in Il cembalo a martelli da Bartolomeo Cristofori a Giovanni Ferrini / The cembalo a martelli from Bartolomeo Cristofori to Giovanni Ferrini, a cura di Michael Latcham e Giovanni Paolo Di Stefano, Bologna, Pendragon, 2019, pp. 117–28.
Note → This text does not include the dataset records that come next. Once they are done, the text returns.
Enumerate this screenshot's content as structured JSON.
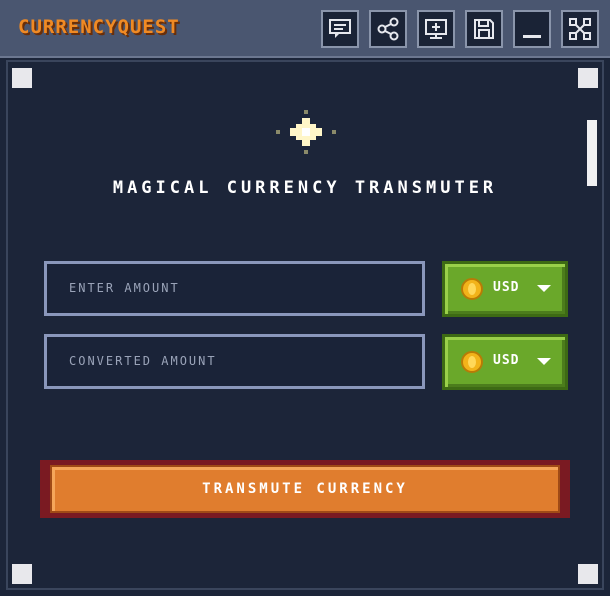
{
  "app": {
    "title": "CURRENCYQUEST"
  },
  "toolbar": {
    "buttons": [
      {
        "icon": "chat-icon"
      },
      {
        "icon": "share-icon"
      },
      {
        "icon": "add-screen-icon"
      },
      {
        "icon": "save-icon"
      },
      {
        "icon": "minimize-icon"
      },
      {
        "icon": "close-icon"
      }
    ]
  },
  "main": {
    "heading": "MAGICAL CURRENCY TRANSMUTER",
    "amount_input": {
      "placeholder": "ENTER AMOUNT",
      "value": ""
    },
    "converted_input": {
      "placeholder": "CONVERTED AMOUNT",
      "value": ""
    },
    "from_currency": {
      "label": "USD",
      "icon": "coin-icon"
    },
    "to_currency": {
      "label": "USD",
      "icon": "coin-icon"
    },
    "transmute_button": "TRANSMUTE CURRENCY"
  },
  "colors": {
    "title": "#f08a24",
    "background": "#1c2539",
    "currency_button": "#6aa82a",
    "transmute_button": "#e07d2e"
  }
}
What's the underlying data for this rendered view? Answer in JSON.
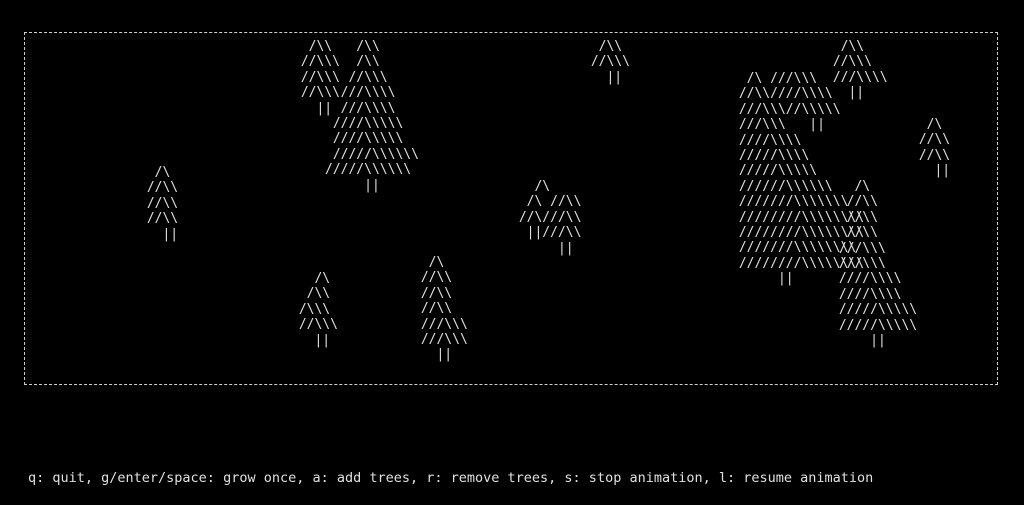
{
  "colors": {
    "background": "#000000",
    "foreground": "#e0e0e0",
    "frame": "#cfcfcf"
  },
  "trees": [
    {
      "id": "t1",
      "art": "  /\\\\\n //\\\\\\\n //\\\\\\\n //\\\\\\\n   ||"
    },
    {
      "id": "t2",
      "art": "    /\\\\\n    /\\\\\n   //\\\\\\\n  ///\\\\\\\\\n  ///\\\\\\\\\n ////\\\\\\\\\\\n ////\\\\\\\\\\\n /////\\\\\\\\\\\\\n/////\\\\\\\\\\\\\n     ||"
    },
    {
      "id": "t3",
      "art": "  /\\\\\n //\\\\\\\n   ||"
    },
    {
      "id": "t4",
      "art": "  /\\\n //\\\\\n //\\\\\n //\\\\\n   ||"
    },
    {
      "id": "t5",
      "art": "   /\\\n  /\\\\\n /\\\\\\\n //\\\\\\\n   ||"
    },
    {
      "id": "t6",
      "art": "  /\\\n //\\\\\n //\\\\\n //\\\\\n ///\\\\\\\n ///\\\\\\\n   ||"
    },
    {
      "id": "t7",
      "art": "   /\\\n  /\\ //\\\\\n //\\///\\\\\n  ||///\\\\\n      ||"
    },
    {
      "id": "t8",
      "art": "  /\\\\\n //\\\\\\\n ///\\\\\\\\\n   ||"
    },
    {
      "id": "t9",
      "art": "  /\\ ///\\\\\\\n //\\\\////\\\\\\\\\n ///\\\\\\//\\\\\\\\\\\n ///\\\\\\   ||\n ////\\\\\\\\\n /////\\\\\\\\\n /////\\\\\\\\\\\n //////\\\\\\\\\\\\\n ///////\\\\\\\\\\\\\\\n ////////\\\\\\\\\\\\\\\\\n ////////\\\\\\\\\\\\\\\\\n ///////\\\\\\\\\\\\\\\\\n ////////\\\\\\\\\\\\\\\\\n      ||"
    },
    {
      "id": "t10",
      "art": "   /\\\n  //\\\\\n  //\\\\\n  //\\\\\n ///\\\\\\\n ///\\\\\\\n ////\\\\\\\\\n ////\\\\\\\\\n /////\\\\\\\\\\\n /////\\\\\\\\\\\n     ||"
    },
    {
      "id": "t11",
      "art": "  /\\\n //\\\\\n //\\\\\n   ||"
    }
  ],
  "help": {
    "text": "q: quit, g/enter/space: grow once, a: add trees, r: remove trees, s: stop animation, l: resume animation"
  }
}
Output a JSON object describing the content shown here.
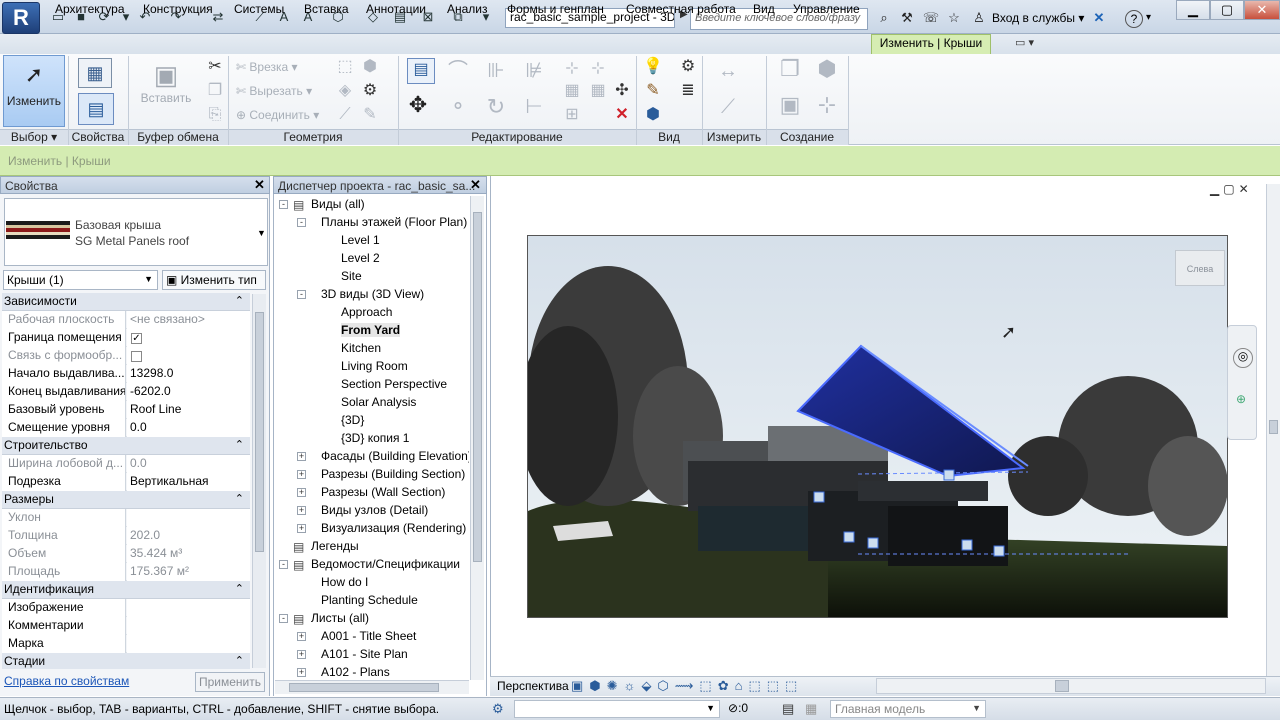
{
  "title_bar": {
    "app_letter": "R",
    "doc_title": "rac_basic_sample_project - 3D ...",
    "search_placeholder": "Введите ключевое слово/фразу",
    "sign_in": "Вход в службы",
    "help": "?"
  },
  "ribbon_tabs": [
    "Архитектура",
    "Конструкция",
    "Системы",
    "Вставка",
    "Аннотации",
    "Анализ",
    "Формы и генплан",
    "Совместная работа",
    "Вид",
    "Управление"
  ],
  "active_tab": "Изменить | Крыши",
  "ribbon": {
    "modify_label": "Изменить",
    "paste_label": "Вставить",
    "cut_label": "Врезка",
    "uncut_label": "Вырезать",
    "join_label": "Соединить",
    "panels": [
      "Выбор",
      "Свойства",
      "Буфер обмена",
      "Геометрия",
      "Редактирование",
      "Вид",
      "Измерить",
      "Создание"
    ]
  },
  "context_bar": {
    "text": "Изменить | Крыши"
  },
  "properties": {
    "title": "Свойства",
    "type_line1": "Базовая крыша",
    "type_line2": "SG Metal Panels roof",
    "selector": "Крыши (1)",
    "edit_type": "Изменить тип",
    "groups": [
      {
        "name": "Зависимости",
        "rows": [
          {
            "k": "Рабочая плоскость",
            "v": "<не связано>",
            "dim": true
          },
          {
            "k": "Граница помещения",
            "v": "✓",
            "dim": false
          },
          {
            "k": "Связь с формообр...",
            "v": "",
            "dim": true
          },
          {
            "k": "Начало выдавлива...",
            "v": "13298.0",
            "dim": false
          },
          {
            "k": "Конец выдавливания",
            "v": "-6202.0",
            "dim": false
          },
          {
            "k": "Базовый уровень",
            "v": "Roof Line",
            "dim": false
          },
          {
            "k": "Смещение уровня",
            "v": "0.0",
            "dim": false
          }
        ]
      },
      {
        "name": "Строительство",
        "rows": [
          {
            "k": "Ширина лобовой д...",
            "v": "0.0",
            "dim": true
          },
          {
            "k": "Подрезка",
            "v": "Вертикальная",
            "dim": false
          }
        ]
      },
      {
        "name": "Размеры",
        "rows": [
          {
            "k": "Уклон",
            "v": "",
            "dim": true
          },
          {
            "k": "Толщина",
            "v": "202.0",
            "dim": true
          },
          {
            "k": "Объем",
            "v": "35.424 м³",
            "dim": true
          },
          {
            "k": "Площадь",
            "v": "175.367 м²",
            "dim": true
          }
        ]
      },
      {
        "name": "Идентификация",
        "rows": [
          {
            "k": "Изображение",
            "v": "",
            "dim": false
          },
          {
            "k": "Комментарии",
            "v": "",
            "dim": false
          },
          {
            "k": "Марка",
            "v": "",
            "dim": false
          }
        ]
      },
      {
        "name": "Стадии",
        "rows": []
      }
    ],
    "help_link": "Справка по свойствам",
    "apply": "Применить"
  },
  "browser": {
    "title": "Диспетчер проекта - rac_basic_sa...",
    "items": [
      {
        "label": "Виды (all)",
        "level": 0,
        "toggle": "-",
        "bold": false
      },
      {
        "label": "Планы этажей (Floor Plan)",
        "level": 1,
        "toggle": "-",
        "bold": false
      },
      {
        "label": "Level 1",
        "level": 2,
        "toggle": "",
        "bold": false
      },
      {
        "label": "Level 2",
        "level": 2,
        "toggle": "",
        "bold": false
      },
      {
        "label": "Site",
        "level": 2,
        "toggle": "",
        "bold": false
      },
      {
        "label": "3D виды (3D View)",
        "level": 1,
        "toggle": "-",
        "bold": false
      },
      {
        "label": "Approach",
        "level": 2,
        "toggle": "",
        "bold": false
      },
      {
        "label": "From Yard",
        "level": 2,
        "toggle": "",
        "bold": true
      },
      {
        "label": "Kitchen",
        "level": 2,
        "toggle": "",
        "bold": false
      },
      {
        "label": "Living Room",
        "level": 2,
        "toggle": "",
        "bold": false
      },
      {
        "label": "Section Perspective",
        "level": 2,
        "toggle": "",
        "bold": false
      },
      {
        "label": "Solar Analysis",
        "level": 2,
        "toggle": "",
        "bold": false
      },
      {
        "label": "{3D}",
        "level": 2,
        "toggle": "",
        "bold": false
      },
      {
        "label": "{3D} копия 1",
        "level": 2,
        "toggle": "",
        "bold": false
      },
      {
        "label": "Фасады (Building Elevation)",
        "level": 1,
        "toggle": "+",
        "bold": false
      },
      {
        "label": "Разрезы (Building Section)",
        "level": 1,
        "toggle": "+",
        "bold": false
      },
      {
        "label": "Разрезы (Wall Section)",
        "level": 1,
        "toggle": "+",
        "bold": false
      },
      {
        "label": "Виды узлов (Detail)",
        "level": 1,
        "toggle": "+",
        "bold": false
      },
      {
        "label": "Визуализация (Rendering)",
        "level": 1,
        "toggle": "+",
        "bold": false
      },
      {
        "label": "Легенды",
        "level": 0,
        "toggle": "",
        "bold": false
      },
      {
        "label": "Ведомости/Спецификации",
        "level": 0,
        "toggle": "-",
        "bold": false
      },
      {
        "label": "How do I",
        "level": 1,
        "toggle": "",
        "bold": false
      },
      {
        "label": "Planting Schedule",
        "level": 1,
        "toggle": "",
        "bold": false
      },
      {
        "label": "Листы (all)",
        "level": 0,
        "toggle": "-",
        "bold": false
      },
      {
        "label": "A001 - Title Sheet",
        "level": 1,
        "toggle": "+",
        "bold": false
      },
      {
        "label": "A101 - Site Plan",
        "level": 1,
        "toggle": "+",
        "bold": false
      },
      {
        "label": "A102 - Plans",
        "level": 1,
        "toggle": "+",
        "bold": false
      }
    ]
  },
  "viewcube": {
    "left": "Слева"
  },
  "view_bar": {
    "mode": "Перспектива"
  },
  "status": {
    "hint": "Щелчок - выбор, TAB - варианты, CTRL - добавление, SHIFT - снятие выбора.",
    "filter": ":0",
    "model": "Главная модель"
  },
  "colors": {
    "context_green": "#d4ecb2",
    "selected_roof": "#2233aa",
    "sky": "#dfe7ee"
  }
}
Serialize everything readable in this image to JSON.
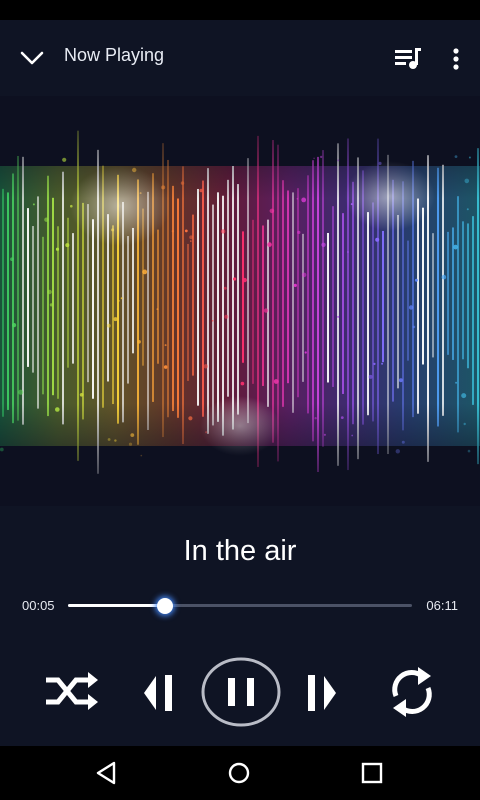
{
  "app_bar": {
    "title": "Now Playing",
    "icons": [
      "chevron-down-icon",
      "queue-music-icon",
      "more-vert-icon"
    ]
  },
  "track": {
    "title": "In the air",
    "elapsed": "00:05",
    "duration": "06:11",
    "progress": 0.283
  },
  "controls": [
    "shuffle-icon",
    "previous-icon",
    "pause-icon",
    "next-icon",
    "repeat-icon"
  ],
  "nav_bar": [
    "nav-back-icon",
    "nav-home-icon",
    "nav-recents-icon"
  ],
  "colors": {
    "background": "#0f1424",
    "accent_glow": "#468cff",
    "text": "#ffffff"
  }
}
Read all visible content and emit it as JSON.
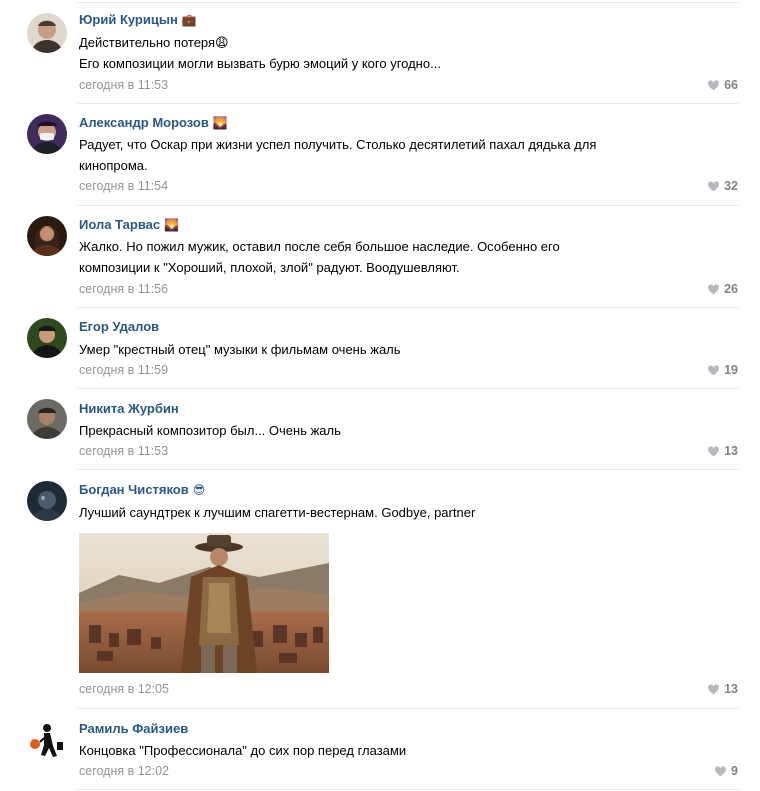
{
  "colors": {
    "author": "#2a5885",
    "meta": "#939393",
    "heart": "#b5b9be",
    "separator": "#e7e8ec"
  },
  "comments": [
    {
      "author": "Юрий Курицын",
      "badge_icon": "briefcase-icon",
      "badge": "💼",
      "lines": [
        "Действительно потеря😩",
        "Его композиции могли вызвать бурю эмоций у кого угодно..."
      ],
      "time": "сегодня в 11:53",
      "likes": "66"
    },
    {
      "author": "Александр Морозов",
      "badge_icon": "sunrise-icon",
      "badge": "🌄",
      "lines": [
        "Радует, что Оскар при жизни успел получить. Столько десятилетий пахал дядька для",
        "кинопрома."
      ],
      "time": "сегодня в 11:54",
      "likes": "32"
    },
    {
      "author": "Иола Тарвас",
      "badge_icon": "sunrise-icon",
      "badge": "🌄",
      "lines": [
        "Жалко. Но пожил мужик, оставил после себя большое наследие. Особенно его",
        "композиции к \"Хороший, плохой, злой\" радуют. Воодушевляют."
      ],
      "time": "сегодня в 11:56",
      "likes": "26"
    },
    {
      "author": "Егор Удалов",
      "badge_icon": "",
      "badge": "",
      "lines": [
        "Умер \"крестный отец\" музыки к фильмам очень жаль"
      ],
      "time": "сегодня в 11:59",
      "likes": "19"
    },
    {
      "author": "Никита Журбин",
      "badge_icon": "",
      "badge": "",
      "lines": [
        "Прекрасный композитор был... Очень жаль"
      ],
      "time": "сегодня в 11:53",
      "likes": "13"
    },
    {
      "author": "Богдан Чистяков",
      "badge_icon": "sunglasses-icon",
      "badge": "😎",
      "lines": [
        "Лучший саундтрек к лучшим спагетти-вестернам. Godbye, partner"
      ],
      "time": "сегодня в 12:05",
      "likes": "13"
    },
    {
      "author": "Рамиль Файзиев",
      "badge_icon": "",
      "badge": "",
      "lines": [
        "Концовка \"Профессионала\" до сих пор перед глазами"
      ],
      "time": "сегодня в 12:02",
      "likes": "9"
    }
  ]
}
The 1731 spinettone by Giovanni Ferrini, at the Accademia Internazionale Giuseppe Gherardeschi in Pistoia, is one of three known instruments of this type. The other two are attributed to Bartolomeo Cristofori (Museum für Musikinstrumente der Universität Leipzig) and to Giuseppe Solfanelli (Smithsonian Institution, Washington DC). Archival research has yet to provide useful information on the provenance of this spinettone. Nevertheless, several eighteenth and early nineteenth-century sources in the local Archivio Capitolare in Pistoia refer to a cembalo that was used in the cathedral to accompany the chant for the Lamentations during Holy Week. The use of a spinettone da orchestra per la Settimana Santa is also documented at the court of Florence in 1797. The compass of the spinettone in Pistoia is C-c”’ (49 keys). Like the instruments in Leipzig and Washington, it has two sets of strings, one at 8-foot pitch and the other at 4-foot pitch. The player can choose between the 8-foot and 4-foot stops or to have both together. This is the same situation as for the spinettoni in Leipzig and Washington. Little is known about the independent use of the 4-foot stop in harpsichord music. A principal stop at 4-foot pitch is documented in small organs used in Italy to accompany singing in convents for nuns. Three eighteenthcentury organs of this type – also known as organi da monache, that is, organs for nuns – survive in Pistoia. Perhaps stringed keyboard instruments such as the spinettoni with of an independent 4-foot stop, were used to accompany the nuns in the times of the year during which the organ had to remain silent.